And VCU’s first-round opponents the last four years? Three mid-majors (Wichita State, Akron and Stephen F. Austin #MidOnMidCrime) and Ohio State. When VCU knocked off Akron (where Smart used to serve as an assistant coach—no, I’m sure that was just a coincidence) in the 2013 first round, the Rams’ reward was a game with default home school and eventual national finalist Michigan.

Turns out the same punishments are meted out in softball. Hofstra has been to 13 NCAA Tournaments this century, by far the most of any cold-weather-mid major program.

When the Dutchwomen fell one hit shy of the World Series in 2012—they went 3-0 in the UCLA regional and beat South Florida in the opener of the Super Regional before losing a pair of 2-1 games, nope, never getting over that—it was the closest a cold-weather mid-major had come to reaching the biggest stage since UMass competed in the World Series in 1998.

Can’t have that happen again, right NCAA?

It’s almost honorific for a men’s basketball program to be forced to pay for its success—or threat of success—by a selection committee dominated by good ol’ boys out to preserve their standing. But the Dutchwomen were mistreated this year by a selection committee headed by a chairwoman, Mollie Lehman, who hails from the Western Athletic Conference.

The WAC is to Division I conferences what the post office is to everyday life: A dusty, terminally outdated relic that still exists because nobody’s had the heart to pull the plug. To get punished by the WAC is like being bullied by Milhouse.

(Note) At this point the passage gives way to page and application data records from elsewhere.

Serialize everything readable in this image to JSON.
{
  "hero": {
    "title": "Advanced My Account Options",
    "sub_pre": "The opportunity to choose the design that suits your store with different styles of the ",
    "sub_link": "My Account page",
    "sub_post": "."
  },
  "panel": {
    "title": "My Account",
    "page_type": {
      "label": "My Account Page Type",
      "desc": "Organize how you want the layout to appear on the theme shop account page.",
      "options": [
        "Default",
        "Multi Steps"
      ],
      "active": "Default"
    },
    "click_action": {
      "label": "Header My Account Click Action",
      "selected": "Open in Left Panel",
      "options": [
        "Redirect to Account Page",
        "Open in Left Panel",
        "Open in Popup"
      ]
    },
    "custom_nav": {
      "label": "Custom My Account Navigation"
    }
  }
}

But hey, at least Mollie gave her alma mater and former employer, Binghamton, a decent, travel-friendly draw after it reached the softball tourney for the first time.

We struck a surprisingly optimistic tone after the agonizing near-misses against South Florida. But this week is a reminder of how difficult it is to overcome the NCAA and the hurdles—higher and more densely placed every year—it places in the way of mid-majors in every sport.

With decades invested as a student, fan and alum, we have no choice but to grit our teeth, ride it out and hope for the miracle screw you run. But who can blame the Shakas of the world for choosing a smoother path?